7 September 2008
Rt Hon Madame Buyelwa Sonjica
Minister of Minerals and Energy
Private Bag X59
Congratulations on your decision to allow the Australians to mine the Wild Coast. As a child, my parents would force me to accompany them on camping trips to Mtentu estuary. I look back on those times with hatred in my heart. I always seemed to have sand up my nose and a bluebottle down my bathing costume. The sun was too hot and the water too cold. Once a crab almost took off my foot, and I remember looking at the estuary and thinking that one day someone will come along and destroy you. And I will laugh.
Now, after all these years, I finally get to have my laugh. Thank you for that. You are a magnificent woman and I wouldn’t hesitate to marry you if we both weren’t married already.
I see in the papers that the bunny-hugging lentil munchers are after your blood. How dare they? This country has more nature than it knows what to do with and I, for one, would far rather visit a titanium strip mine than a stupid lagoon and a bunch of dumb trees. After being forced to waste two years of your life as minister of water affairs and forestry, I am not surprised that you feel the same as I do.
I understand that for the Australians to get to the titanium, they are going to have to flatten the coastal dunes.
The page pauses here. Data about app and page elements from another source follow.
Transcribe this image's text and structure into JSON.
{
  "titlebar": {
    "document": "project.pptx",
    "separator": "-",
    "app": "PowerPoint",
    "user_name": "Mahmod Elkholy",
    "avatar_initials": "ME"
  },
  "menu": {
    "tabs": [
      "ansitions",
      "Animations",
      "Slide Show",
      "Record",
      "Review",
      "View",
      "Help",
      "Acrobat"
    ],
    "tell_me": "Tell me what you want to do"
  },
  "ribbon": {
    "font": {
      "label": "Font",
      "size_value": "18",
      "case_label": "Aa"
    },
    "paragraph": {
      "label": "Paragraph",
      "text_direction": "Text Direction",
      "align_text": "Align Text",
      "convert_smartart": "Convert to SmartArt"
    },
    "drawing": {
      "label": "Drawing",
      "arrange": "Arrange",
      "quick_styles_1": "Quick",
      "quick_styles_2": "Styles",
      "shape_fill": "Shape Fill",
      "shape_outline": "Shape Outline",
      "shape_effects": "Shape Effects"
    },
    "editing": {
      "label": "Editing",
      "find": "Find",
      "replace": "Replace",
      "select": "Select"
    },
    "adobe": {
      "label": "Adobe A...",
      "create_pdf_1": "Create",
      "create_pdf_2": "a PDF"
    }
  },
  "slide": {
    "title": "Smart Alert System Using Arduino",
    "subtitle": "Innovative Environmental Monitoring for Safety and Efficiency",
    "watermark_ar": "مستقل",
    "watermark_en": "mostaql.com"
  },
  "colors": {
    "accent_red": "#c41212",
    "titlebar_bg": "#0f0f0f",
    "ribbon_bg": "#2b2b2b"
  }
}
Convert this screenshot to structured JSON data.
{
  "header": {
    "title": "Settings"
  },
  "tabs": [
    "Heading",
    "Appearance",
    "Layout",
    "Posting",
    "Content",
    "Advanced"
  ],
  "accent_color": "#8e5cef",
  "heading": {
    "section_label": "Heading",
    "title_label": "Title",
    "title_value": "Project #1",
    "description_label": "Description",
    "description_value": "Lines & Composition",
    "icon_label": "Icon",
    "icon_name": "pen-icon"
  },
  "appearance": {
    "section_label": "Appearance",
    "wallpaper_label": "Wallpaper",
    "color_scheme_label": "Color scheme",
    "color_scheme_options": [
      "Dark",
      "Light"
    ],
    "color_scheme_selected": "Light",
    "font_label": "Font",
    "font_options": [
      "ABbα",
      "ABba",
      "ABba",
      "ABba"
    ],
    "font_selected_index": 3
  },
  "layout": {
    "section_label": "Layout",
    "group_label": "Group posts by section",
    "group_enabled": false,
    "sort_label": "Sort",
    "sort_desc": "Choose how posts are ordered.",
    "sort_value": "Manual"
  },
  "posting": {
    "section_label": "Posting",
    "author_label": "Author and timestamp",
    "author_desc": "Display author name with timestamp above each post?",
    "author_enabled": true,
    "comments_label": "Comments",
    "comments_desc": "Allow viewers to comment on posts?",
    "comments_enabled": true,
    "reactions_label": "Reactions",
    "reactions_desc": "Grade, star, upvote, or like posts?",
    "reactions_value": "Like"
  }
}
This is wonderful news. In my opinion, there is nothing more useless than a sand dune. It just sits there, year after year, contributing nothing to the national economy. A bit like the local people, I suppose.
The Xolobeni Mineral Sands Project — which should win you a Nobel prize — will offer the natives the opportunity to earn an honest living.
Being a sensitive nation keenly aware of its social responsibilities, the Australians will doubtlessly reward the indigenous tribes by providing them with all the benefits that an international mining company brings to an area. Obviously, there will be free programmes to deal with alcohol abuse, and penicillin jabs for those who contract syphilis. But there will also be schools, hospitals, gymnasiums, sports fields, golf estates, equestrian centres, bottle stores, brothels and theme parks for the kids to enjoy when dad takes his annual day off from the mine.
I was relieved to hear that you granted the licence to our antipodean comrades without consulting the people who live along this unproductive stretch of coastline. Peasants will talk until the cows come home, but it all falls apart once you bring out the paperwork. Twenty years ago, my father asked a local headman if we could camp on his land, and the village elders are still considering his request.
You are a cabinet minister and you do not need anyone’s permission to do anything. Don’t worry about that meddling lawyer, Richard Spoor, and his spurious claims that the mining licence is illegal. You have already pointed out at a public meeting that he is a white man and nothing more needs to be said. His credibility is in tatters.
SA would not be where it is today without people who understand the value of exploitation.